with a moodily effective, consistently entertaining action-packed fantasy, beginning in 1944 when the mad monk Rasputin--in cahoots with occult-buff Hitler and his Nazi thugs--opens a transdimensional portal through which a baby demon emerges, capable of destroying the world with his powers. Instead, the aptly named Hellboy is raised by the benevolent Prof. Bloom, founder of the Bureau for Paranormal Research and Defense, whose allied forces enlist the adult Hellboy (Ron Perlman, perfectly cast) to battle evil at every turn. While nursing a melancholy love for the comely firestarter Liz (Selma Blair), Hellboy files his demonic horns ("to fit in," says Bloom) and wreaks havoc on the bad guys. The action is occasionally routine (the movie suffers when compared to the similar X-Men
blockbusters), but del Toro and Perlman have honored Mike Mignola's original Dark Horse comics with a lavish and loyal interpretation, retaining the amusing and sympathetic quirks of character that made the comic-book Hellboy a pop-culture original. He's red as a lobster, puffs stogies like Groucho Marx, and fights the good fight with a kind but troubled heart. What's not to like? --Jeff Shannon

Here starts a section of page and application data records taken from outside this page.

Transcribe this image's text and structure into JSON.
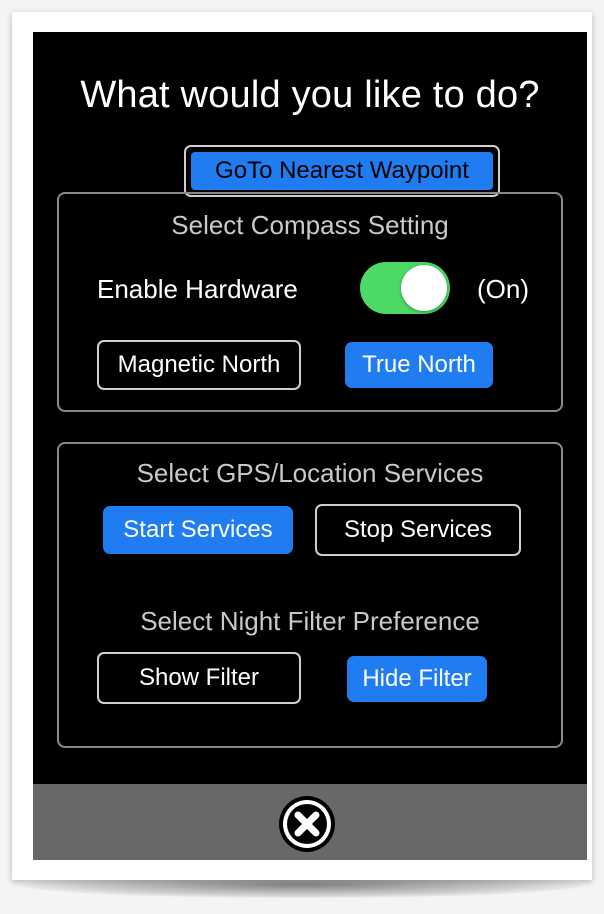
{
  "dialog": {
    "title": "What would you like to do?",
    "goto_label": "GoTo Nearest Waypoint"
  },
  "compass": {
    "title": "Select Compass Setting",
    "enable_label": "Enable Hardware",
    "toggle_state": "(On)",
    "toggle_on": true,
    "magnetic_label": "Magnetic North",
    "true_label": "True North",
    "selected": "True North"
  },
  "gps": {
    "title": "Select GPS/Location Services",
    "start_label": "Start Services",
    "stop_label": "Stop Services",
    "selected": "Start Services"
  },
  "night_filter": {
    "title": "Select Night Filter Preference",
    "show_label": "Show Filter",
    "hide_label": "Hide Filter",
    "selected": "Hide Filter"
  },
  "colors": {
    "accent": "#1f7cf1",
    "toggle_on": "#4cd964",
    "background": "#000000",
    "bottom_bar": "#686868"
  },
  "icons": {
    "close": "close-circle-icon"
  }
}
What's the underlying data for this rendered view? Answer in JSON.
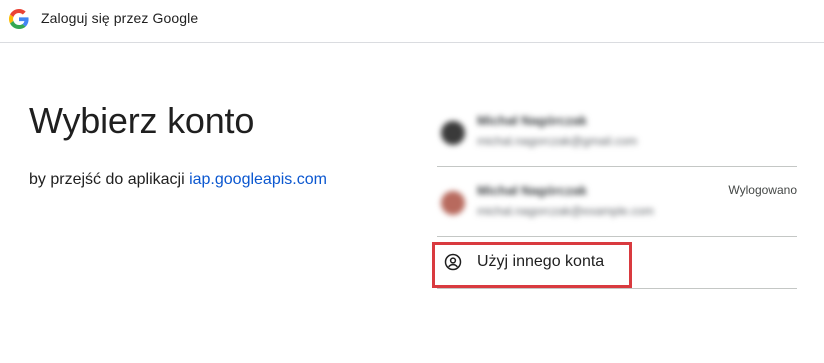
{
  "header": {
    "title": "Zaloguj się przez Google",
    "logo_icon": "google-g-icon"
  },
  "main": {
    "title": "Wybierz konto",
    "subtitle_prefix": "by przejść do aplikacji ",
    "subtitle_link": "iap.googleapis.com"
  },
  "accounts": [
    {
      "name": "Michał Nagórczak",
      "email": "michal.nagorczak@gmail.com",
      "status": "",
      "avatar_color": "#3a3a3a"
    },
    {
      "name": "Michał Nagórczak",
      "email": "michal.nagorczak@example.com",
      "status": "Wylogowano",
      "avatar_color": "#b86a5e"
    }
  ],
  "use_other": {
    "label": "Użyj innego konta",
    "icon": "account-circle-icon"
  },
  "colors": {
    "link": "#0b57d0",
    "highlight": "#d93a3f",
    "divider": "#c4c7c5"
  }
}
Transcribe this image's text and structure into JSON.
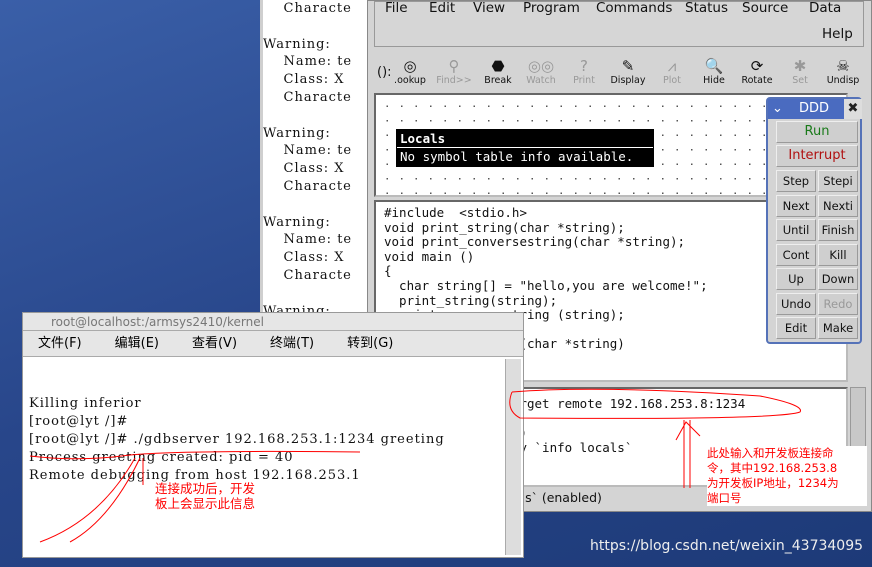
{
  "warning_window": {
    "lines": [
      "    Characte",
      "",
      "Warning:",
      "    Name: te",
      "    Class: X",
      "    Characte",
      "",
      "Warning:",
      "    Name: te",
      "    Class: X",
      "    Characte",
      "",
      "Warning:",
      "    Name: te",
      "    Class: X",
      "    Characte",
      "",
      "Warning:"
    ]
  },
  "ddd": {
    "menu": [
      "File",
      "Edit",
      "View",
      "Program",
      "Commands",
      "Status",
      "Source",
      "Data",
      "Help"
    ],
    "toolbar": {
      "arg_label": "():",
      "buttons": [
        {
          "label": ".ookup",
          "icon": "lookup-icon",
          "enabled": true
        },
        {
          "label": "Find>>",
          "icon": "find-icon",
          "enabled": false
        },
        {
          "label": "Break",
          "icon": "stop-icon",
          "enabled": true
        },
        {
          "label": "Watch",
          "icon": "watch-icon",
          "enabled": false
        },
        {
          "label": "Print",
          "icon": "print-icon",
          "enabled": false
        },
        {
          "label": "Display",
          "icon": "display-icon",
          "enabled": true
        },
        {
          "label": "Plot",
          "icon": "plot-icon",
          "enabled": false
        },
        {
          "label": "Hide",
          "icon": "hide-icon",
          "enabled": true
        },
        {
          "label": "Rotate",
          "icon": "rotate-icon",
          "enabled": true
        },
        {
          "label": "Set",
          "icon": "set-icon",
          "enabled": false
        },
        {
          "label": "Undisp",
          "icon": "undisp-icon",
          "enabled": true
        }
      ]
    },
    "locals": {
      "title": "Locals",
      "value": "No symbol table info available."
    },
    "source": "#include  <stdio.h>\nvoid print_string(char *string);\nvoid print_conversestring(char *string);\nvoid main ()\n{\n  char string[] = \"hello,you are welcome!\";\n  print_string(string);\n  print_conversestring (string);\n}\nvoid print_string (char *string)\n{",
    "console": "Copyright (gdb) target remote 192.168.253.8:1234\n\n0x40002a50 in ?? ()\n(gdb) graph display `info locals`\n(gdb)",
    "status": "Display -1: `info locals` (enabled)",
    "command_tool": {
      "title": "DDD",
      "run": "Run",
      "interrupt": "Interrupt",
      "buttons": [
        "Step",
        "Stepi",
        "Next",
        "Nexti",
        "Until",
        "Finish",
        "Cont",
        "Kill",
        "Up",
        "Down",
        "Undo",
        "Redo",
        "Edit",
        "Make"
      ]
    }
  },
  "terminal": {
    "title": "root@localhost:/armsys2410/kernel",
    "menu": [
      "文件(F)",
      "编辑(E)",
      "查看(V)",
      "终端(T)",
      "转到(G)"
    ],
    "lines": [
      "Killing inferior",
      "[root@lyt /]#",
      "[root@lyt /]# ./gdbserver 192.168.253.1:1234 greeting",
      "Process greeting created: pid = 40",
      "Remote debugging from host 192.168.253.1"
    ]
  },
  "annotations": {
    "left": "连接成功后，开发\n板上会显示此信息",
    "right": "此处输入和开发板连接命\n令，其中192.168.253.8\n为开发板IP地址，1234为\n端口号"
  },
  "watermark": "https://blog.csdn.net/weixin_43734095",
  "colors": {
    "annotation": "#ff0000",
    "run": "#1a7a1a",
    "interrupt": "#b01010",
    "desktop": "#2b4a8a"
  }
}
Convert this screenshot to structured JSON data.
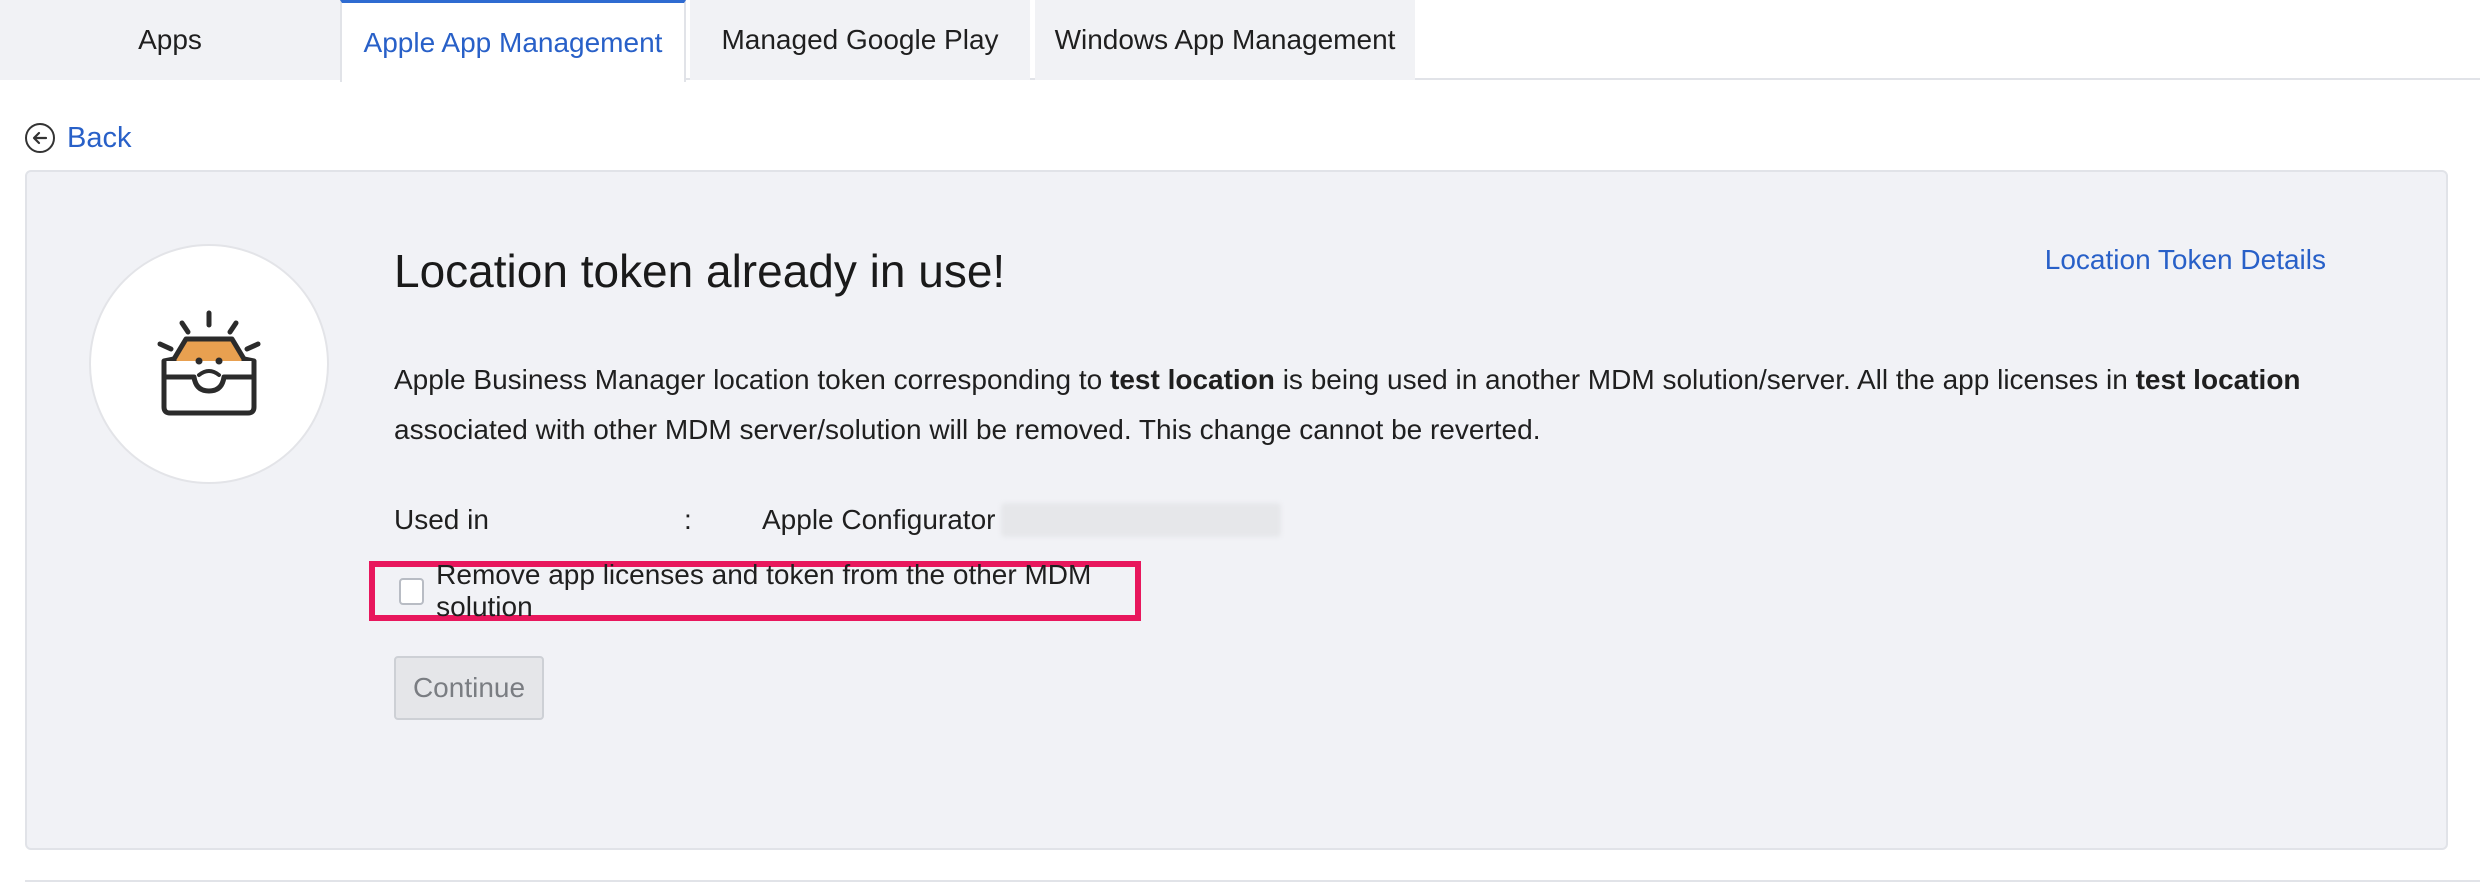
{
  "tabs": [
    {
      "label": "Apps",
      "active": false
    },
    {
      "label": "Apple App Management",
      "active": true
    },
    {
      "label": "Managed Google Play",
      "active": false
    },
    {
      "label": "Windows App Management",
      "active": false
    }
  ],
  "back_label": "Back",
  "card": {
    "title": "Location token already in use!",
    "details_link": "Location Token Details",
    "description": {
      "part1": "Apple Business Manager location token corresponding to ",
      "location1": "test location",
      "part2": " is being used in another MDM solution/server. All the app licenses in ",
      "location2": "test location",
      "part3": " associated with other MDM server/solution will be removed. This change cannot be reverted."
    },
    "used_in": {
      "label": "Used in",
      "separator": ":",
      "value": "Apple Configurator"
    },
    "checkbox": {
      "label": "Remove app licenses and token from the other MDM solution",
      "checked": false
    },
    "continue_label": "Continue"
  },
  "colors": {
    "accent": "#2860c8",
    "highlight": "#e8175d",
    "card_bg": "#f1f2f6",
    "icon_orange": "#e8a050"
  },
  "icons": {
    "back": "back-arrow-circle-icon",
    "illustration": "sad-inbox-icon"
  }
}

Based on the comic book series by Mike Mignola, Guillermo del Toro's gleefully eccentric film follows the supernatural adventures of Hellboy (Ron Perlman), a cigar-chomping, horn-filing demonic hero enlisted by an occult scholar (John Hurt) to fight evil in the Bureau of Paranormal Research and Defence. Along with the fire-throwing Liz Sherman (Selma Blair) and the amphibious psychic Abe Sapien (Doug Jones, with the voice of David Hyde Pierce), Hellboy is joined by new recruit John Myers (Rupert Evans), a squeaky-clean FBI agent assigned to keep the big red devil's exploits in check. Things get out of hand, however, when a vicious monster is unleashed by the villainous Rasputin (Karl Roden), leading to events that may set off an apocalyptic nightmare for humanity. Echoing Peter Jackson's passion for The Lord of the Rings trilogy, Hellboy is a labour of love from del Toro, a long-time fan of the comic and its creator. The director's enthusiasm shows, since Hellboy is a wondrously strange slice of pulpy adventure, mixed with horror and humour, and enhanced by stunning visual effects. In the title role (and lots of red makeup), Perlman is pitch-perfect, giving the good-natured misfit a powerful yet surprisingly sensitive presence. Blair, Evans, Hurt, and other actors are similarly well cast, rounding out an ensemble intent on retaining the movie's dark yet superbly entertaining tone.